- Task prompt
Only the number is needed: how many lines of the records include "chevron"?

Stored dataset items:

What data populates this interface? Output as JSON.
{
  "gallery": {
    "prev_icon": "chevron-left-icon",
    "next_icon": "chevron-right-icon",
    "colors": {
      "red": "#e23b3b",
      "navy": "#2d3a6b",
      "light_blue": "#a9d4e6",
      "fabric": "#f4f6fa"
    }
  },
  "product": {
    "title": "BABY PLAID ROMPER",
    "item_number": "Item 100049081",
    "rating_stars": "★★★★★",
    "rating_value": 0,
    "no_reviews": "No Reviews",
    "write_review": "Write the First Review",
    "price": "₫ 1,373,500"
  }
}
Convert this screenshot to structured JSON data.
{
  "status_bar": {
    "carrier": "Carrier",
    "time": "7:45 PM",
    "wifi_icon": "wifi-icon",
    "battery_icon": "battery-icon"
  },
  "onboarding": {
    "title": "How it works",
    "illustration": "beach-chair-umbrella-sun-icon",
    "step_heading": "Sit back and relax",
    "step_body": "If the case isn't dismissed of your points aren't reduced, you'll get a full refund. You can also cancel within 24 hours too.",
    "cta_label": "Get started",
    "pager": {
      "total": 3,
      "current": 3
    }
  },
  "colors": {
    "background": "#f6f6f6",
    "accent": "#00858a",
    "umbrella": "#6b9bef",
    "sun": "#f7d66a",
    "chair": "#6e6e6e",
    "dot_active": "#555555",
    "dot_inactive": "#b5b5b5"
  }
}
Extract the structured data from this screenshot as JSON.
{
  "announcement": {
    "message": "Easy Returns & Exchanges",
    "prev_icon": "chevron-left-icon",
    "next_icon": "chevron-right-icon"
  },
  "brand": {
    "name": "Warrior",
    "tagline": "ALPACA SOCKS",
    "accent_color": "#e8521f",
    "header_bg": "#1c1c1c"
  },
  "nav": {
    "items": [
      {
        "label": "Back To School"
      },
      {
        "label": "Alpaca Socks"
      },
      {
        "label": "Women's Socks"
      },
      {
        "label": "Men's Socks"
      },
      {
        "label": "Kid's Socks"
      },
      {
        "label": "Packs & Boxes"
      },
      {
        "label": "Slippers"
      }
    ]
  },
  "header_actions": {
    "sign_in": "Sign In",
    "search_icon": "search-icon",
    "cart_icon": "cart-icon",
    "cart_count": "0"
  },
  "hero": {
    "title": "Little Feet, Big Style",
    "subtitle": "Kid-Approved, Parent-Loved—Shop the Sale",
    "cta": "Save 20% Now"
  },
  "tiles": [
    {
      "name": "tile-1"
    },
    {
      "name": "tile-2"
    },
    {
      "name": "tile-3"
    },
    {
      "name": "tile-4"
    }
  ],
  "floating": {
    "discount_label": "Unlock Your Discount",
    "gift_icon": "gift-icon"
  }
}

- Written response
4